TASK ITEM:
Find the string "NTFS" in the records. Copy every line it appears in.

[Source records]
__________
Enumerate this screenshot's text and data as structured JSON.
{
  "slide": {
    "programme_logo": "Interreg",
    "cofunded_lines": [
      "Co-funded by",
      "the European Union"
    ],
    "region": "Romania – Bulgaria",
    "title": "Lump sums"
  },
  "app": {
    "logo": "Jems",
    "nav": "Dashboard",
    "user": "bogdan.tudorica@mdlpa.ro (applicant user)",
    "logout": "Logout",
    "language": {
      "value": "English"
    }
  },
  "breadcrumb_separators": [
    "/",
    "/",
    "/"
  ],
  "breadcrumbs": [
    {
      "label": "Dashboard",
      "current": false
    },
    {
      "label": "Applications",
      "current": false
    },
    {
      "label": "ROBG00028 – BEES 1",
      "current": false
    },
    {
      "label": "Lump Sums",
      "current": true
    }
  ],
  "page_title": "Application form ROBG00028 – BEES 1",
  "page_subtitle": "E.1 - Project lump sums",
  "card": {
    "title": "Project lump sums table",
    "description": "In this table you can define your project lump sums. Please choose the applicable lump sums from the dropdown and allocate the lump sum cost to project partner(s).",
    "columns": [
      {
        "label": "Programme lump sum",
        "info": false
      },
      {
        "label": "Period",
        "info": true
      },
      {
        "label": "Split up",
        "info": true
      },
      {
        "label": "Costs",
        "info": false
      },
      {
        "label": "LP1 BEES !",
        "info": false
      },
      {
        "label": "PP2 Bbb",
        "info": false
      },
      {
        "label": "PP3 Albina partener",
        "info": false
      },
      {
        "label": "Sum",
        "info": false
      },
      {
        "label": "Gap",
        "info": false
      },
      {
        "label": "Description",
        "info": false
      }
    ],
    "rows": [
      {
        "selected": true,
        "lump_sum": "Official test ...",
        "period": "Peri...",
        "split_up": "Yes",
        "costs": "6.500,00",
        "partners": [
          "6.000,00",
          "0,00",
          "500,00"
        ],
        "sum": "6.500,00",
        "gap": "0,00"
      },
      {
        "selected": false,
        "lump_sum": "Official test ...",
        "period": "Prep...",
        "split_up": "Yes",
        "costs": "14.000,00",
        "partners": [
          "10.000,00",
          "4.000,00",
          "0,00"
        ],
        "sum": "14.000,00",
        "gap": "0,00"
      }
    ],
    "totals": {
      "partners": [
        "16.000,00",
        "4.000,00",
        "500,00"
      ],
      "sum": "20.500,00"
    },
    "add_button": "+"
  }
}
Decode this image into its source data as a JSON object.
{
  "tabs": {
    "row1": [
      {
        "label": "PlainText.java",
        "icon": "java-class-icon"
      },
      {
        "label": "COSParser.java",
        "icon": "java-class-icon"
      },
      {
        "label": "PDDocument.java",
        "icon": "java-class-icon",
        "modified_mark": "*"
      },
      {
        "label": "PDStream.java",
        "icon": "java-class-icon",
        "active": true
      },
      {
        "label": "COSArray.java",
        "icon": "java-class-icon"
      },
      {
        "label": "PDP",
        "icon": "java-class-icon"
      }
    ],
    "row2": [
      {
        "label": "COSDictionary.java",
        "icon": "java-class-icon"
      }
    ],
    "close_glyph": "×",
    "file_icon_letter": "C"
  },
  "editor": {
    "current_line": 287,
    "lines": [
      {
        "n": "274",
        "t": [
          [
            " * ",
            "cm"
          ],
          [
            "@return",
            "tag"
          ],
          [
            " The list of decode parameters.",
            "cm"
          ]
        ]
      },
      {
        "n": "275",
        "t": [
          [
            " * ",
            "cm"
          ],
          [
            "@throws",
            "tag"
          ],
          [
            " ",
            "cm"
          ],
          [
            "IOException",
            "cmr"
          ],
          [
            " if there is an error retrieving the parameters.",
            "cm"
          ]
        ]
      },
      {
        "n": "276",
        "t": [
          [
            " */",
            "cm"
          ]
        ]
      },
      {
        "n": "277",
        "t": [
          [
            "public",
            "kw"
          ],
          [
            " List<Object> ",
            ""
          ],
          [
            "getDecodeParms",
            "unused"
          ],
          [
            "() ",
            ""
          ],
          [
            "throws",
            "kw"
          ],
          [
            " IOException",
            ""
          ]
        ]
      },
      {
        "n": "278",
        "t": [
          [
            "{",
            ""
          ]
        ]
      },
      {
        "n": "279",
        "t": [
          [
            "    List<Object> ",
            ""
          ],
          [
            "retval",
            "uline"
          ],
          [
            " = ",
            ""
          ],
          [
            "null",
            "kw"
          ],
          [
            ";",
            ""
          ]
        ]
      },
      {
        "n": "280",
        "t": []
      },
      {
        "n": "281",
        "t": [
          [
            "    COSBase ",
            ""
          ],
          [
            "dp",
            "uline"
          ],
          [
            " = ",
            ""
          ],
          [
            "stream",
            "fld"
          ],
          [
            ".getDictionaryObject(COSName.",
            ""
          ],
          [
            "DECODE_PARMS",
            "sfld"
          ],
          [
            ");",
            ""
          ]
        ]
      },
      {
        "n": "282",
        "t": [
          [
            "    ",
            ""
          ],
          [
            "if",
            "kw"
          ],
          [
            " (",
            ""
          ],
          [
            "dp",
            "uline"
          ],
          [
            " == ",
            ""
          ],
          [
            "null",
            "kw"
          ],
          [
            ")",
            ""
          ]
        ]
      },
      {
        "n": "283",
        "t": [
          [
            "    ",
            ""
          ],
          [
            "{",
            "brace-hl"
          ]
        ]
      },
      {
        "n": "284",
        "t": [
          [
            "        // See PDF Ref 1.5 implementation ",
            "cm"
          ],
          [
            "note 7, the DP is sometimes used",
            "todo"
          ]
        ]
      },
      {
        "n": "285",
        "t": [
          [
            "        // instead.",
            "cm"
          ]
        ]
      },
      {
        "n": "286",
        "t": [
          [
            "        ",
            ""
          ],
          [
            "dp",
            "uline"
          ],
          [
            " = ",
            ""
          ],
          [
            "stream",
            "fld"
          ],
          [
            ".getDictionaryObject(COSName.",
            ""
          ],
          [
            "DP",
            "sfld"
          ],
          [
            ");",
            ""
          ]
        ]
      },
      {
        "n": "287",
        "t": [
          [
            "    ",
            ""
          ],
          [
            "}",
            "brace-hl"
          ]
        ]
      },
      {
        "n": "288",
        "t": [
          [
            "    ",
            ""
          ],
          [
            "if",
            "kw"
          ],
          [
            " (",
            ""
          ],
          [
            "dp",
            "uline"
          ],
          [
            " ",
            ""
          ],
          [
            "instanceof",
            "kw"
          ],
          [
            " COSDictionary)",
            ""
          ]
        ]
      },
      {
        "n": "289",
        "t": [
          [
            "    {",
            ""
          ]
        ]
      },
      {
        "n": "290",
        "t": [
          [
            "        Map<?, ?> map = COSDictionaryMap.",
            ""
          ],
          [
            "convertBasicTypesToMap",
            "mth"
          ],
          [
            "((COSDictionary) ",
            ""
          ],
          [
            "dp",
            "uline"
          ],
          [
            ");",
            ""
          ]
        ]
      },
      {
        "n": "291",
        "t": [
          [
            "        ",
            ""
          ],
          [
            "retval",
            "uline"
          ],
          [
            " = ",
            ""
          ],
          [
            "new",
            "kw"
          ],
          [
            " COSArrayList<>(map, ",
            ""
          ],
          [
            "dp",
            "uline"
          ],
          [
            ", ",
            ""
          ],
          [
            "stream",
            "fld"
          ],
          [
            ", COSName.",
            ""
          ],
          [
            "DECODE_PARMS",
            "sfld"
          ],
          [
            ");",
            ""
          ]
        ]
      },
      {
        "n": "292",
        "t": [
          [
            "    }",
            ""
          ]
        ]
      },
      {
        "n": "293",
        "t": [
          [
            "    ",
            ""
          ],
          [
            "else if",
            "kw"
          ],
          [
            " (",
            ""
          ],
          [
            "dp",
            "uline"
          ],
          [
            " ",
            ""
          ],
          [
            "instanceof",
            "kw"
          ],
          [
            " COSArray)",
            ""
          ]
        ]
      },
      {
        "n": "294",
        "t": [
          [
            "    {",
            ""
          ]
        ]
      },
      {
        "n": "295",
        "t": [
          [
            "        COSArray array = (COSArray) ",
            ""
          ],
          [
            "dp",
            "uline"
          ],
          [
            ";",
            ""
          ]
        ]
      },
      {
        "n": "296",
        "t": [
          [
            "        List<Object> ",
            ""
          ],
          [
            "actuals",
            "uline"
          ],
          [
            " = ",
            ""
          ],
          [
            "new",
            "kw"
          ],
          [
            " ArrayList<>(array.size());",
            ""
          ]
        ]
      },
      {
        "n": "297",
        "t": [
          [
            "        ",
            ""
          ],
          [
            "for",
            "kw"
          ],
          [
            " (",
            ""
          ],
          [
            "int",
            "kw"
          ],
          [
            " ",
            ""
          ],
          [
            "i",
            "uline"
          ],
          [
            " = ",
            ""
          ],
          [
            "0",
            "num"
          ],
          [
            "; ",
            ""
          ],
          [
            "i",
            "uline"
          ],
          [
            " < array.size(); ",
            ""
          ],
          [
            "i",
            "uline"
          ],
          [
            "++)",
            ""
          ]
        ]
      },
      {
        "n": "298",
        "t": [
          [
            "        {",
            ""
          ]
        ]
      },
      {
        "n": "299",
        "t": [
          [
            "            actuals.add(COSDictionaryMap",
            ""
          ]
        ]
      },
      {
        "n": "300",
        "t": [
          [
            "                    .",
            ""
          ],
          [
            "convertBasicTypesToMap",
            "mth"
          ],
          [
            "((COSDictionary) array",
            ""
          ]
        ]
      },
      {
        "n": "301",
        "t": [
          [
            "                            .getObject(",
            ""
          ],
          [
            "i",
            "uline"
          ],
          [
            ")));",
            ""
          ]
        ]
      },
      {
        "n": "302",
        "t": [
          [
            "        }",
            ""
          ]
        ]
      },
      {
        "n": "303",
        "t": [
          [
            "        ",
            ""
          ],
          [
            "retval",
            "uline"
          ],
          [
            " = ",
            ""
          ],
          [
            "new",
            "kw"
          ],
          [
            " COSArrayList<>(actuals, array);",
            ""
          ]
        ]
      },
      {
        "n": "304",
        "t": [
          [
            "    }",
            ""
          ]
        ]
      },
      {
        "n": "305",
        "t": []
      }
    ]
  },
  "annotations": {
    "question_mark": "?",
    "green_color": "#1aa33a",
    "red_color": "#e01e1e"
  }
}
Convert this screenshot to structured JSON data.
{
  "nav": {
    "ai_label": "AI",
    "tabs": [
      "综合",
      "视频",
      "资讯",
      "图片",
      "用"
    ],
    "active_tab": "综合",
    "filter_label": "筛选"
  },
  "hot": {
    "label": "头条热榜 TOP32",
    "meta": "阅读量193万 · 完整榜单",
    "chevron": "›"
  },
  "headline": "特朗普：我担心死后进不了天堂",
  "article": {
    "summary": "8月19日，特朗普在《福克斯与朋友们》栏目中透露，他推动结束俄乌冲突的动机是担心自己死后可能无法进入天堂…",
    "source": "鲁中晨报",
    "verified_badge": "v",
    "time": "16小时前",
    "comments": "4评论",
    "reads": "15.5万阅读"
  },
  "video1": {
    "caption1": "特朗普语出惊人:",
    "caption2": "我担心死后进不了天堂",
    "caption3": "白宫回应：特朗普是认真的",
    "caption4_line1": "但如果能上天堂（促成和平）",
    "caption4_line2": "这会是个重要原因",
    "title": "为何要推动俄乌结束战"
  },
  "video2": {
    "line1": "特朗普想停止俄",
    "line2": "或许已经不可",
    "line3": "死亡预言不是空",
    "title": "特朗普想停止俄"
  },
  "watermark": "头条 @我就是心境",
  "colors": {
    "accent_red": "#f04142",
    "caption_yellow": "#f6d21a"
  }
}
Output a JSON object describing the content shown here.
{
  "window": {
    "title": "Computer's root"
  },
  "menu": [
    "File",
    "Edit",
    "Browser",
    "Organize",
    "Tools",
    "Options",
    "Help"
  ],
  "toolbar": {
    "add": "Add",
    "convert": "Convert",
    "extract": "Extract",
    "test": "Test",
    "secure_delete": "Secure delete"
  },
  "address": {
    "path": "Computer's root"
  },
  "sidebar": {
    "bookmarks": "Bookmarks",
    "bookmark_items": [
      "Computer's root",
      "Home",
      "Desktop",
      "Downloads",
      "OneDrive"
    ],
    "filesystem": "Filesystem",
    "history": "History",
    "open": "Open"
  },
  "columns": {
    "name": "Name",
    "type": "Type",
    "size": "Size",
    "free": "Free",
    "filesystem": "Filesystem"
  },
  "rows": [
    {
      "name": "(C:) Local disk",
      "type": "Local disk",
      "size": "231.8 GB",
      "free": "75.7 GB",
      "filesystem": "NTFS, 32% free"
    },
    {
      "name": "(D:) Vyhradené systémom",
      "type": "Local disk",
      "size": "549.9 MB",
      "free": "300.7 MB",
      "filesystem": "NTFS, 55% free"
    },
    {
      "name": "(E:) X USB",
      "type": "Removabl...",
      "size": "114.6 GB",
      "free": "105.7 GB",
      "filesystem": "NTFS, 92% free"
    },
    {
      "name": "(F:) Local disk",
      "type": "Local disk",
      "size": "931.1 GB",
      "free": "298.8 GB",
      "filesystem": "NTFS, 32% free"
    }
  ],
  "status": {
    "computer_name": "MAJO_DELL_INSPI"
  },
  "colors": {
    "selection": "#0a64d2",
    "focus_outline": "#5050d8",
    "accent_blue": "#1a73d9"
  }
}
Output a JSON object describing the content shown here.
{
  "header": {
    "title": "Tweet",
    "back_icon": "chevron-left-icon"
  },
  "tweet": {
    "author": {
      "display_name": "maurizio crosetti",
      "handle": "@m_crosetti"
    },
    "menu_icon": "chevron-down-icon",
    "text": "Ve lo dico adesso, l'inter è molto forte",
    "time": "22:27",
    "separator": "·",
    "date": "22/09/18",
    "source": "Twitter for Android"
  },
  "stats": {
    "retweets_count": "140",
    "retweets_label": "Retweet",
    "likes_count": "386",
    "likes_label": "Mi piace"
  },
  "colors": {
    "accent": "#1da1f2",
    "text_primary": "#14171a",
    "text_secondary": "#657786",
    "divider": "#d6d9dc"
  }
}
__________
RESPONSE AREA:
      "filesystem": "NTFS, 32% free"
      "filesystem": "NTFS, 55% free"
      "filesystem": "NTFS, 92% free"
      "filesystem": "NTFS, 32% free"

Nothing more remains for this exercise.